With Google expanding into central San Jose in the upcoming years, it is sure to make this area even more desirable as Almaden Expressway is a very direct route to central and downtown San Jose.
Woodside of Almaden at Sunset
Woodside of Almaden neighborhood description
There are 386 single family homes in the Woodside of Almaden neighborhood. They were built beginning in 1977, but some as late as 2016 (likely rebuilds) and the average age of construction is 1980.
Most houses are around 2,000 to 2,500 square feet, with the average being 2252 SF, but the range is expansive, from 1649 to 4066 SF. Many of these houses feature good sized formal entryways, vaulted ceilings in the living room, and comfortable layouts with well sized rooms. As a rule, houses in this community do not feel cramped – they were well designed.
Lot sizes span 7,680 to 15,705 SF with an average lot size being a generous 8942 square feet.
Homes are built forward enough on the lot that most back yards are a good size. (more…)
Often I have clients who are interested in purchasing a 4 bedroom, 2 bath home in a good school district in Silicon Valley, particularly in the South Bay and West Valley areas. But what does it cost to buy that “average home”? Tonight I did a study on the MLS of homes that have sold and closed escrow in the last 4 months with these characteristics:
- single family home (house)
- 4 bedrooms
- 2 full bathrooms
- 1800 to 2200 square feet of living space
- 6000 to 10,000 sf lot
Disclaimers aside, here are the numbers for select West Valley Communities in the West/South Bay area with good schools.

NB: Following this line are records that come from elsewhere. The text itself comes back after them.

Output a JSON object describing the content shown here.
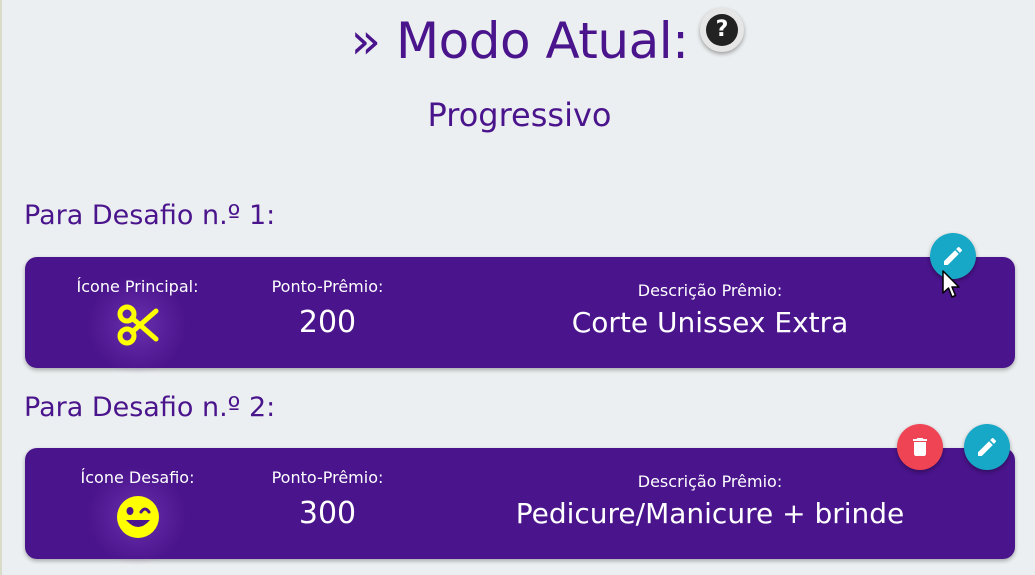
{
  "header": {
    "title": "» Modo Atual:",
    "help_icon_glyph": "?",
    "mode": "Progressivo"
  },
  "challenges": [
    {
      "section_title": "Para Desafio n.º 1:",
      "icon_label": "Ícone Principal:",
      "icon": "scissors-icon",
      "icon_color": "#ffff00",
      "points_label": "Ponto-Prêmio:",
      "points": "200",
      "description_label": "Descrição Prêmio:",
      "description": "Corte Unissex Extra",
      "actions": [
        "edit"
      ]
    },
    {
      "section_title": "Para Desafio n.º 2:",
      "icon_label": "Ícone Desafio:",
      "icon": "smile-icon",
      "icon_color": "#ffff00",
      "points_label": "Ponto-Prêmio:",
      "points": "300",
      "description_label": "Descrição Prêmio:",
      "description": "Pedicure/Manicure + brinde",
      "actions": [
        "delete",
        "edit"
      ]
    }
  ],
  "colors": {
    "primary": "#4a148c",
    "edit": "#17a8c8",
    "delete": "#ef4454",
    "background": "#eceff1"
  }
}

Cost to Buy 4 Bed 2 Bath Home in Popular Silicon Valley Communities
The first number is the number of sales during that time (more sales = more reliable averages). This one is not in the older charts, but with inventory as low as it has been lately this makes a huge difference. The second number is the average sales price per square foot, the third number is the average sales price, and the last number is the average days on market:
And now a look back to late winter, early spring of 2017…
What’s changed? A lot! The order has shifted some, showing where demand has increased or decreased. Most noticeably, the prices are mostly up significantly, which is most noticeable in the price per square foot. Cambrian has traveled a good deal up the ladder. Palo Alto and Los Altos were displaced by the sole Saratoga sale, and Blossom Valley of San Jose remains in it’s regular position at the bottom.
The home prices tend to run with school rankings. Previously this was by district API scores. You can check the 2013, three year average, API scores in Santa Clara County for both the districts and the individual schools online here, however that system is no longer used. So how to people judge? Most buyers use sites like GreatSchools.org when looking for a home with good schools which ranks schools on a scale of 1-10 in a few categories. (more…)